  4. D Was said........

    Yeah good post Pops!!!

    You put the last nail in the coffin with: " Better: I would suggest the commenters work on taking off from the foul line and dunking the basketball. " Ha ha that got me laughing!!!

  5. I agree with you DIY, what's the fuss about? Some people burn their money on awkward objects that previously touched a special (famous for something good or bad) person. Humans are a weird bunch, every one of em thinks he knows better!

  6. Great post--but it made me think of a statistic I recently read. It was in the Toronto Star, suggesting that 60% of NBA basketball players declare bankruptcy within 5 years of their retirement. Mike Tyson and Evander Holyfiend also made tens of millions, but both of them are broke. One of my heroes (a bike racer named Eddy Plankaert) is selling tires after making loads of dough. What do you think the odds of MJ being financially well off are? My guess? 50-50.

  7. It has already gone to that point many times in history, and still today. There are plenty of places where we see rationing and black markets (did you know that Canada is full of bribery in its medical system since private systems for some aspects of health care delivery are outlawed? That's right. In order to avoid getting Dr. Joe Blow, some people are paying $10,000 or more, and this is already after paying $6,000 to $30,000 or more in taxes JUST for the medical system).
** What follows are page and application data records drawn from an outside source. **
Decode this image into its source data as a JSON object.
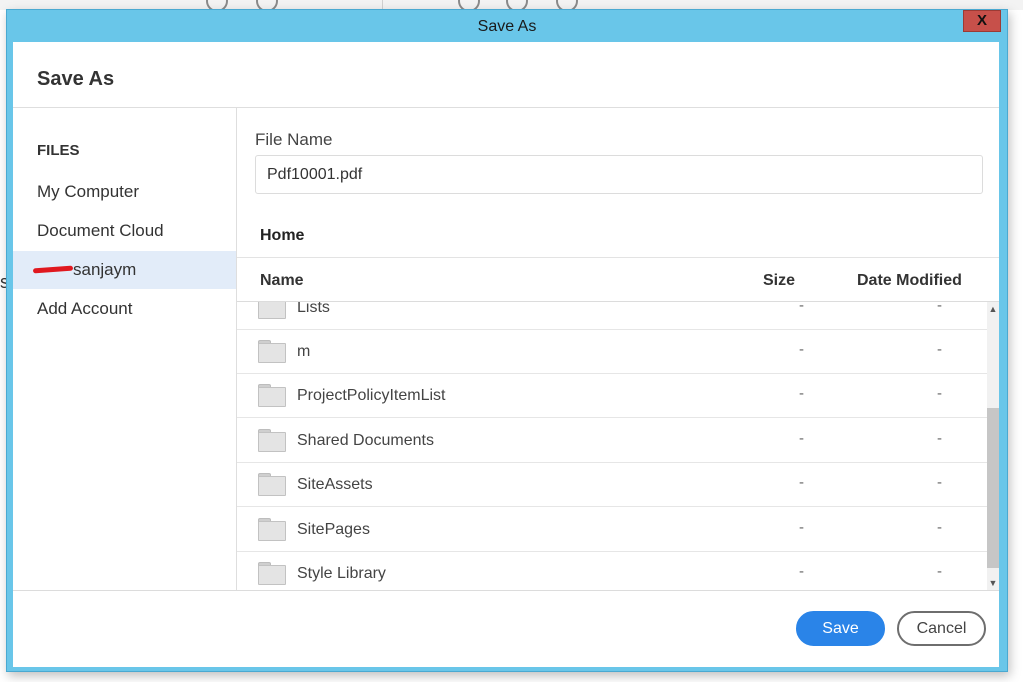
{
  "window": {
    "title": "Save As",
    "close_label": "X",
    "accent_color": "#69c6e9"
  },
  "dialog": {
    "title": "Save As"
  },
  "sidebar": {
    "heading": "FILES",
    "items": [
      {
        "label": "My Computer",
        "active": false
      },
      {
        "label": "Document Cloud",
        "active": false
      },
      {
        "label": "sanjaym",
        "active": true
      },
      {
        "label": "Add Account",
        "active": false
      }
    ]
  },
  "file_name": {
    "label": "File Name",
    "value": "Pdf10001.pdf"
  },
  "location": "Home",
  "table": {
    "columns": {
      "name": "Name",
      "size": "Size",
      "date": "Date Modified"
    },
    "rows": [
      {
        "name": "Lists",
        "size": "-",
        "date": "-"
      },
      {
        "name": "m",
        "size": "-",
        "date": "-"
      },
      {
        "name": "ProjectPolicyItemList",
        "size": "-",
        "date": "-"
      },
      {
        "name": "Shared Documents",
        "size": "-",
        "date": "-"
      },
      {
        "name": "SiteAssets",
        "size": "-",
        "date": "-"
      },
      {
        "name": "SitePages",
        "size": "-",
        "date": "-"
      },
      {
        "name": "Style Library",
        "size": "-",
        "date": "-"
      }
    ]
  },
  "footer": {
    "save_label": "Save",
    "cancel_label": "Cancel",
    "save_color": "#2a84e8"
  },
  "background_text": "s"
}
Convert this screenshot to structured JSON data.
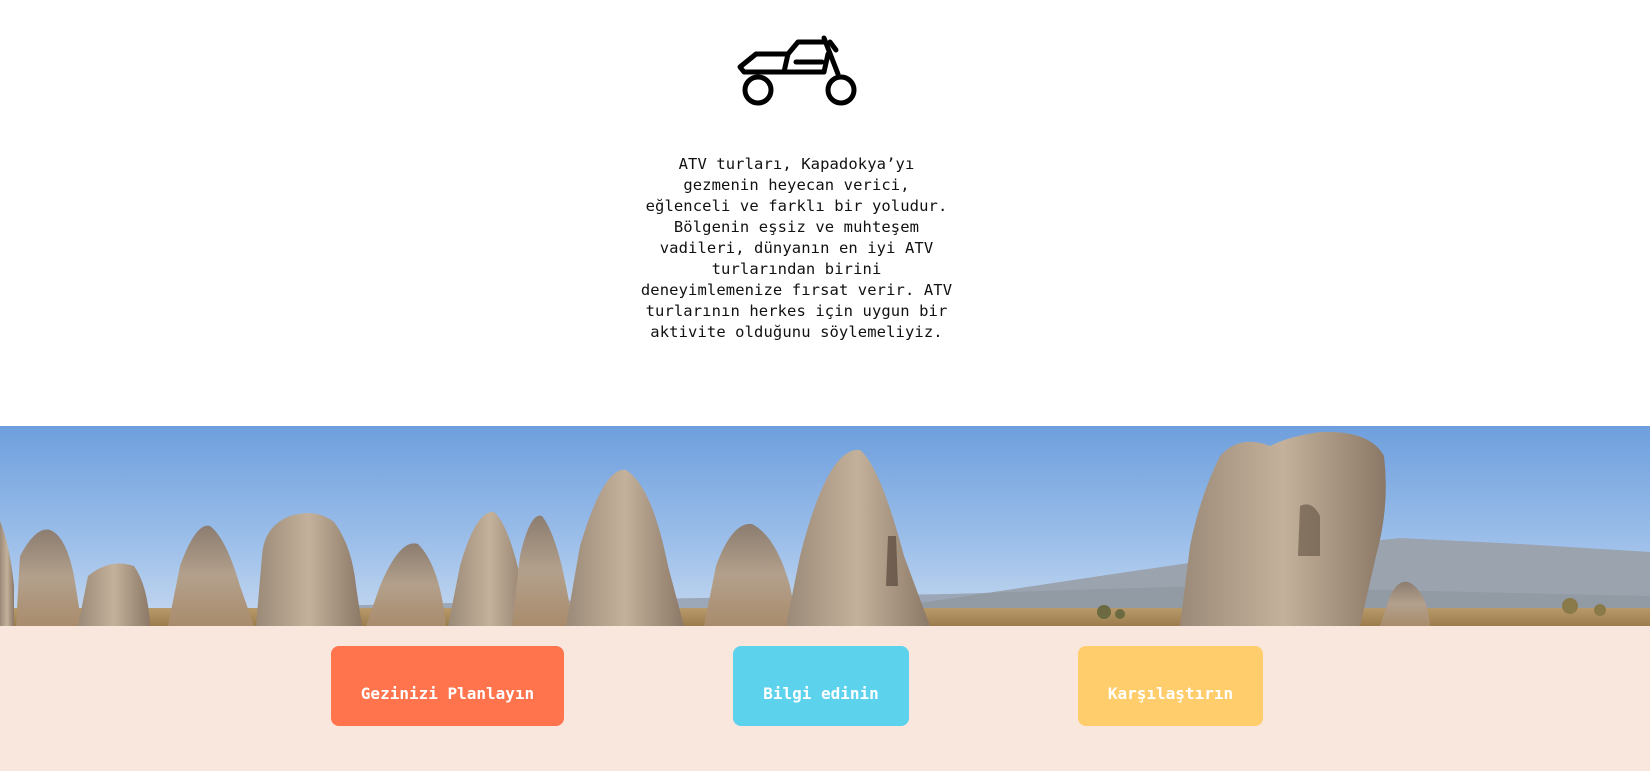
{
  "hero": {
    "icon": "motorcycle-icon",
    "description": "ATV turları, Kapadokya’yı gezmenin heyecan verici, eğlenceli ve farklı bir yoludur. Bölgenin eşsiz ve muhteşem vadileri, dünyanın en iyi ATV turlarından birini deneyimlemenize fırsat verir. ATV turlarının herkes için uygun bir aktivite olduğunu söylemeliyiz."
  },
  "banner": {
    "image": "cappadocia-fairy-chimneys-photo"
  },
  "actions": {
    "plan_label": "Gezinizi Planlayın",
    "info_label": "Bilgi edinin",
    "compare_label": "Karşılaştırın"
  },
  "colors": {
    "plan": "#ff734d",
    "info": "#5dd2ec",
    "compare": "#ffcd6b",
    "bottom_bg": "#f9e6dc"
  }
}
  8. And just to further add to that point, people like my grandmother get completely shafted. No way she can bribe a doctor $10k to get preferential treatment, so instead she waits six months without even KNOWING when her surgery date will be, and the doctors always say "oh, it will be soon, we'll let you know when."

    She got lucky and she was finally able to find a doctor at another hospital, who did the surgery within a short period of time, and no bribe necessary. ;) Not everyone is so lucky.

  9. Even conventional financial commitment consultants are suggesting that property owners re-finance their present loans. If you took out a loan at a high amount several years ago, re-financing will get you a low cost. This means you will pay less monthly in interest and cut down your monthly installments. financial freedom